Aumair, M. and Warren, I., 1994. Characteristics of juvenile gangs in Melbourne. Youth Studies Australia, 13(2), pp.40-44.
Bond, M. 2015. Criminology: Rational choice theory explained. LinkedIn. Retrieved April 12, 2021, from https://www.linkedin.com/pulse/criminology-rational-choice-theory-explained-mark-bond/
Brown, R., 2015. Explaining the property crime drop: The offender perspective. Trends and issues in crime and criminal justice, (495), pp.1-7.
Campbell, D. 2020. The worst places for Victorians to leave cars unlocked this summer. ABC. Retrieved April 12, 2021, from https://www.abc.net.au/news/2020-02-01/victorias-crime-statistics-show-rising-crime-rate/11825694
Crime Statistics Agency Victoria. 2021. Criminal Incident Rate Per 100,000 Population. Crime Statistics Agency Victoria. https://www.crimestatistics.vic.gov.au/
Cunneen, C. and White, R., 2011. Juvenile justice: Youth and crime in Australia. Oxford University Press.
Leukfeldt, E. and Yar, M. 2016. Applying routine activity theory to cybercrime: A theoretical and empirical analysis. Deviant Behavior, 37(3), 263-280.
Mills, T., and Furci, A. 2018. The problem with Victoria’s crime rate. The Age. Retrieved April 12, 2021, from https://www.theage.com.au/national/victoria/the-problem-with-victoria-s-crime-rate-20180316-p4z4op.html
Narayan, P.K. and Smyth, R., 2004. Crime rates, male youth unemployment and real income in Australia: evidence from Granger causality tests. Applied Economics, 36(18), pp.2079-2095.
Nelson, P., 2015. Violent and property crime trends: Local and international comparisons. NSW Bureau of Crime Statistics and Research, Issues Paper, 109.
Payne, J.L., Morgan, A. and Piquero, A.R., 2021. Exploring regional variability in the short-term impact of COVID-19 on property crime in Queensland, Australia. Crime Science, 10(1), pp.1-20.
Ogu, M. I. (2013). Rational choice theory : Assumptions , Strenghts , and greatest weaknesses in application outside the western milieu context. Nigerian Chapter of Arabian Journal of Business and Management Review, 1(3), 90-99
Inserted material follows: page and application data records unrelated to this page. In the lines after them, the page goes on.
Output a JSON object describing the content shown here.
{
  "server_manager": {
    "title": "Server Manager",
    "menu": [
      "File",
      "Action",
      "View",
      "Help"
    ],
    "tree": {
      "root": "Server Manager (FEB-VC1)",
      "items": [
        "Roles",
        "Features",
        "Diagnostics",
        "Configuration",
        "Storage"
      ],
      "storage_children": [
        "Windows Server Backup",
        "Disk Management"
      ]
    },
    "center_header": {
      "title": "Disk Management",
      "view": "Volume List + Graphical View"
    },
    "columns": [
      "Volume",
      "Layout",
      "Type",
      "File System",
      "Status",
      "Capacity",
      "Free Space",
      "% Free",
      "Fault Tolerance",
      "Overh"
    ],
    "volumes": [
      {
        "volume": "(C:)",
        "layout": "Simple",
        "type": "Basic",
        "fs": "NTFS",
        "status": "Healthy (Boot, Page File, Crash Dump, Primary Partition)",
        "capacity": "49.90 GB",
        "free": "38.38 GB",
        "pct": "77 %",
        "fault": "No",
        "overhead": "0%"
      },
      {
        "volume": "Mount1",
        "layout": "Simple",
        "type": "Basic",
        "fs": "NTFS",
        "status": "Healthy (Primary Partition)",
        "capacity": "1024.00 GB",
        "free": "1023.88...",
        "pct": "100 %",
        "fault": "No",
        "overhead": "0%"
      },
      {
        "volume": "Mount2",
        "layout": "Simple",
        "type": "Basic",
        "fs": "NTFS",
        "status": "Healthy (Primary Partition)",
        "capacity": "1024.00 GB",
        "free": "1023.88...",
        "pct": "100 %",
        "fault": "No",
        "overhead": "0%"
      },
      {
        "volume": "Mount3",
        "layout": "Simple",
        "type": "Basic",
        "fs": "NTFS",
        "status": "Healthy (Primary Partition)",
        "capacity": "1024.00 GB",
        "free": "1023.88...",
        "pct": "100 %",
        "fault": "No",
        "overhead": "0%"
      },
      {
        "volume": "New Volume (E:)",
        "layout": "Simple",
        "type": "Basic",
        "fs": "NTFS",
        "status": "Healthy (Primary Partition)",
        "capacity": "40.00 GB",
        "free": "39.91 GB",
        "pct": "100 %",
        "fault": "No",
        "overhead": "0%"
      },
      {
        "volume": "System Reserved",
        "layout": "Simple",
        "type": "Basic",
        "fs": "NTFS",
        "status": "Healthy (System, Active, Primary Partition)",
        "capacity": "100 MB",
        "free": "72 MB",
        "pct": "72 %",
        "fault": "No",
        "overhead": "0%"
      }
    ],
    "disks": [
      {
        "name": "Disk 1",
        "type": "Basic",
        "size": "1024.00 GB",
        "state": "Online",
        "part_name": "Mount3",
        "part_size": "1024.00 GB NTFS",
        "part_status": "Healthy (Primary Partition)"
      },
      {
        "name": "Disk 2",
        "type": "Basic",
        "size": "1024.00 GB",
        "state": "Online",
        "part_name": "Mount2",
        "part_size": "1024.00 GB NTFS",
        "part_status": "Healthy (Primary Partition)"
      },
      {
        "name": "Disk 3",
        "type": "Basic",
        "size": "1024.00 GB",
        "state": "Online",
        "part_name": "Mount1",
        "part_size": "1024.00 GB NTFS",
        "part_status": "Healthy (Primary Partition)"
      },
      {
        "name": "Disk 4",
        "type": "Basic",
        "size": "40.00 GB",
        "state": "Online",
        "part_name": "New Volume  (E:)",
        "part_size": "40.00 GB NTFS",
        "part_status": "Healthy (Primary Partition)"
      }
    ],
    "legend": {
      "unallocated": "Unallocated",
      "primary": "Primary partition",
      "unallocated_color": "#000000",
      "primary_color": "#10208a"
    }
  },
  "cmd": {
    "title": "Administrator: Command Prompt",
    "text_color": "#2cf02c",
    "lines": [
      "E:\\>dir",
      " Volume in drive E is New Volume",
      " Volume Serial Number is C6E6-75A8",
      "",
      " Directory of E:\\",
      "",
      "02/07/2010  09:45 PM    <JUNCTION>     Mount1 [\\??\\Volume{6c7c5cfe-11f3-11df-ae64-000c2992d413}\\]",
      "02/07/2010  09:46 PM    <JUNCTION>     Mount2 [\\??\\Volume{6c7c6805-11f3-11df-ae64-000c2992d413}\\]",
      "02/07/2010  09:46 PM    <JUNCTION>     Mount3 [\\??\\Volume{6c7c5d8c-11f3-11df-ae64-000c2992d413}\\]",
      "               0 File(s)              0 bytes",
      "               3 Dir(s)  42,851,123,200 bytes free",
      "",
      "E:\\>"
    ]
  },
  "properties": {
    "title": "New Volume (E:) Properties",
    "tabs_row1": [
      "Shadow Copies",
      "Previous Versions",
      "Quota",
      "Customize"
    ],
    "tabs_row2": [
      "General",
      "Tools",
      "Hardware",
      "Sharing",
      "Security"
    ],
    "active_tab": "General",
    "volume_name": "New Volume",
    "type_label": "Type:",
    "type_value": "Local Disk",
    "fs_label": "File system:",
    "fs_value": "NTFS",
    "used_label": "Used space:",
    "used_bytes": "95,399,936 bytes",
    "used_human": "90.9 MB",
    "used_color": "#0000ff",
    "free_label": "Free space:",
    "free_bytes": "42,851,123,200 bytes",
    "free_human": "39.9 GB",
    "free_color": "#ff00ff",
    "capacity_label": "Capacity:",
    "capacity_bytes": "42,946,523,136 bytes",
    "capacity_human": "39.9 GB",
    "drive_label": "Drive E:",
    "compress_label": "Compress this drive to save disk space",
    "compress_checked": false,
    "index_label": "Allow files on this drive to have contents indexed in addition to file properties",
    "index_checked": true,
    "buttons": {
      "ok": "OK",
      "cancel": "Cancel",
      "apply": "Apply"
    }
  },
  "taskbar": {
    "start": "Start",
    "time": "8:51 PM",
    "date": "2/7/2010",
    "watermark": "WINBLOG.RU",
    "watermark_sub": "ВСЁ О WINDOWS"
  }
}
Smith, R.G., Jorna, P., Sweeney, J. and Fuller, G., 2014. Counting the costs of crime in Australia: A 2011 estimate. AIC reports. Research and Public Policy series., p.xvii.
Steffensmeier, D., Harris, C.T. and Painter-Davis, N., 2015. Gender and arrests for larceny, fraud, forgery, and embezzlement: conventional or occupational property crime offenders?. Journal of Criminal Justice, 43(3), pp.205-217.
White, R. and Sutton, A., 1995. Crime prevention, urban space and social exclusion. The Australian and New Zealand journal of sociology, 31(1), pp.82-99.
How can the rational choice theory be applied in property offences in Victoria (AU).
Harvard Style, 8 pages, at least 10 references